Only the lines of the data holding the string "seat" need to be returned.

Element data from apps and pages:
----
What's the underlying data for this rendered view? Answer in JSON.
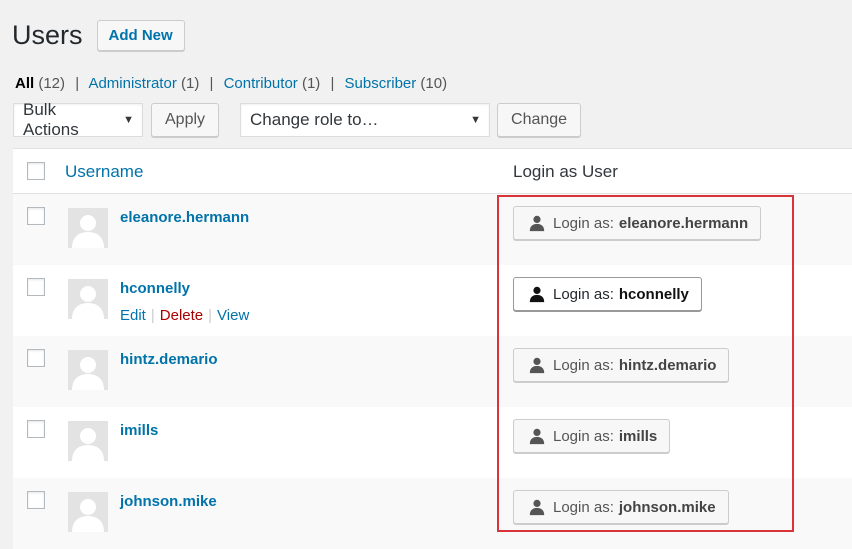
{
  "header": {
    "title": "Users",
    "add_new_label": "Add New"
  },
  "filters": {
    "all": {
      "label": "All",
      "count": "(12)"
    },
    "administrator": {
      "label": "Administrator",
      "count": "(1)"
    },
    "contributor": {
      "label": "Contributor",
      "count": "(1)"
    },
    "subscriber": {
      "label": "Subscriber",
      "count": "(10)"
    },
    "separator": "|"
  },
  "toolbar": {
    "bulk_actions": "Bulk Actions",
    "apply_label": "Apply",
    "change_role": "Change role to…",
    "change_label": "Change"
  },
  "table": {
    "col_username": "Username",
    "col_login": "Login as User",
    "login_prefix": "Login as:",
    "rows": [
      {
        "username": "eleanore.hermann"
      },
      {
        "username": "hconnelly",
        "actions": {
          "edit": "Edit",
          "delete": "Delete",
          "view": "View"
        }
      },
      {
        "username": "hintz.demario"
      },
      {
        "username": "imills"
      },
      {
        "username": "johnson.mike"
      }
    ]
  },
  "colors": {
    "link": "#0073aa",
    "delete": "#a00000",
    "highlight_border": "#d9343a"
  },
  "icons": {
    "user": "user-icon",
    "dropdown": "chevron-down-icon",
    "avatar": "default-avatar"
  }
}
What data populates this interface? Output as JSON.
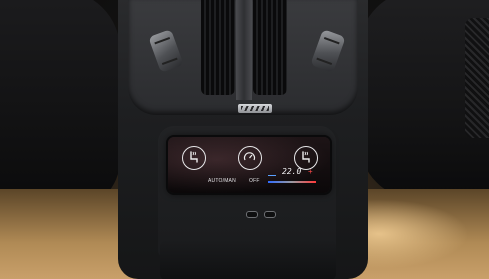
{
  "scene": {
    "subject": "rear-seat-climate-console",
    "colors": {
      "screen_bg": "#0b0809",
      "cold": "#2f6bff",
      "hot": "#ff3a3a",
      "floor_light": "#c9a06a"
    }
  },
  "climate_screen": {
    "controls": [
      {
        "name": "seat-heater",
        "icon": "heated-seat-icon",
        "caption": "AUTO/MAN"
      },
      {
        "name": "fan",
        "icon": "fan-dial-icon",
        "caption": "OFF"
      },
      {
        "name": "heated-seat-right",
        "icon": "heated-seat-icon"
      }
    ],
    "temperature": "22.0",
    "minus_symbol": "—",
    "plus_symbol": "+"
  },
  "ports": [
    {
      "icon": "usb-c-port-icon"
    },
    {
      "icon": "usb-c-port-icon"
    }
  ]
}
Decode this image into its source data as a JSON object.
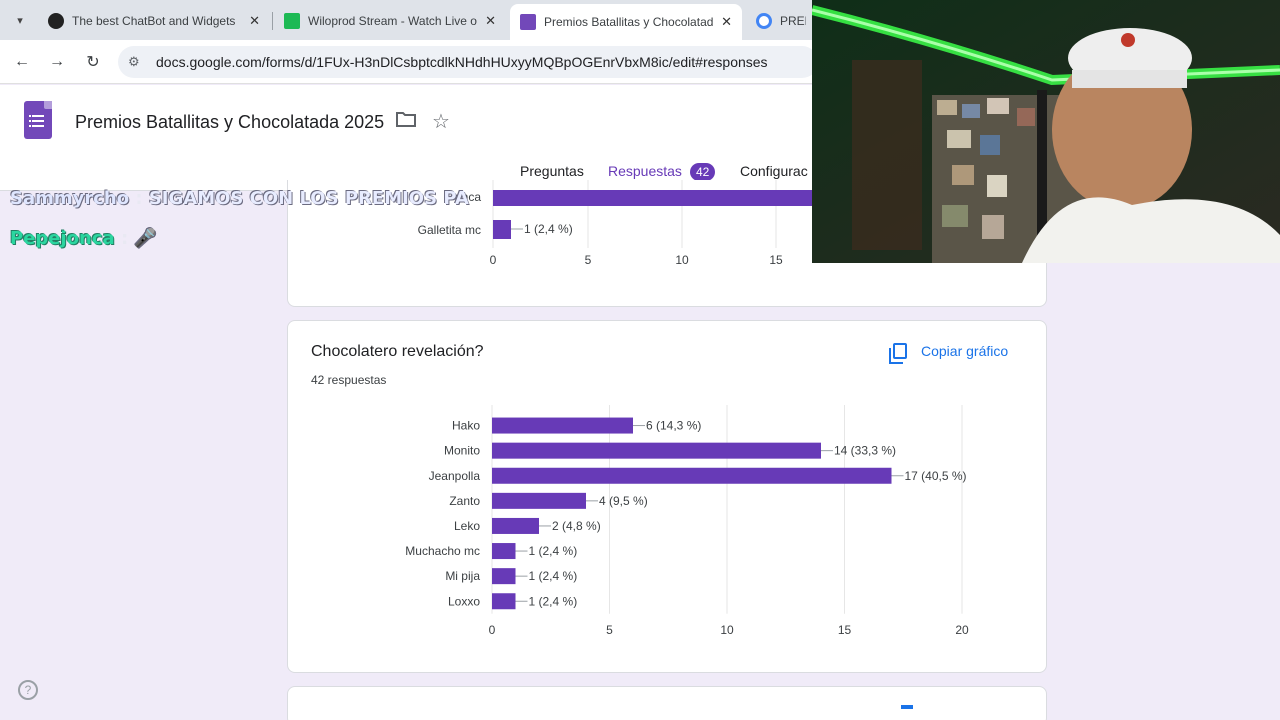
{
  "browser": {
    "tabs": [
      {
        "title": "The best ChatBot and Widgets"
      },
      {
        "title": "Wiloprod Stream - Watch Live o"
      },
      {
        "title": "Premios Batallitas y Chocolatad"
      },
      {
        "title": "PREMI"
      }
    ],
    "url": "docs.google.com/forms/d/1FUx-H3nDlCsbptcdlkNHdhHUxyyMQBpOGEnrVbxM8ic/edit#responses"
  },
  "form": {
    "title": "Premios Batallitas y Chocolatada 2025",
    "nav": {
      "preguntas": "Preguntas",
      "respuestas": "Respuestas",
      "respuestas_count": "42",
      "configuracion": "Configurac"
    }
  },
  "prev_chart": {
    "visible_labels": [
      "onca",
      "Galletita mc"
    ],
    "galletita_label": "1 (2,4 %)",
    "galletita_value": 1,
    "ticks": [
      "0",
      "5",
      "10",
      "15"
    ]
  },
  "question": {
    "title": "Chocolatero revelación?",
    "responses": "42 respuestas",
    "copy_label": "Copiar gráfico"
  },
  "chart_data": {
    "type": "bar",
    "orientation": "horizontal",
    "categories": [
      "Hako",
      "Monito",
      "Jeanpolla",
      "Zanto",
      "Leko",
      "Muchacho mc",
      "Mi pija",
      "Loxxo"
    ],
    "values": [
      6,
      14,
      17,
      4,
      2,
      1,
      1,
      1
    ],
    "data_labels": [
      "6 (14,3 %)",
      "14 (33,3 %)",
      "17 (40,5 %)",
      "4 (9,5 %)",
      "2 (4,8 %)",
      "1 (2,4 %)",
      "1 (2,4 %)",
      "1 (2,4 %)"
    ],
    "xlim": [
      0,
      20
    ],
    "xticks": [
      "0",
      "5",
      "10",
      "15",
      "20"
    ],
    "bar_color": "#673ab7",
    "grid": true
  },
  "chat": [
    {
      "user": "Sammyrcho",
      "message": "SIGAMOS CON LOS PREMIOS PA"
    },
    {
      "user": "Pepejonca",
      "message": "🎤"
    }
  ],
  "colors": {
    "accent": "#673ab7",
    "page_bg": "#f0ebf8",
    "link": "#1a73e8"
  }
}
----
Exercise output:
    "subject": "rear-seat-climate-console",
        "name": "seat-heater",
        "icon": "heated-seat-icon",
        "name": "heated-seat-right",
        "icon": "heated-seat-icon"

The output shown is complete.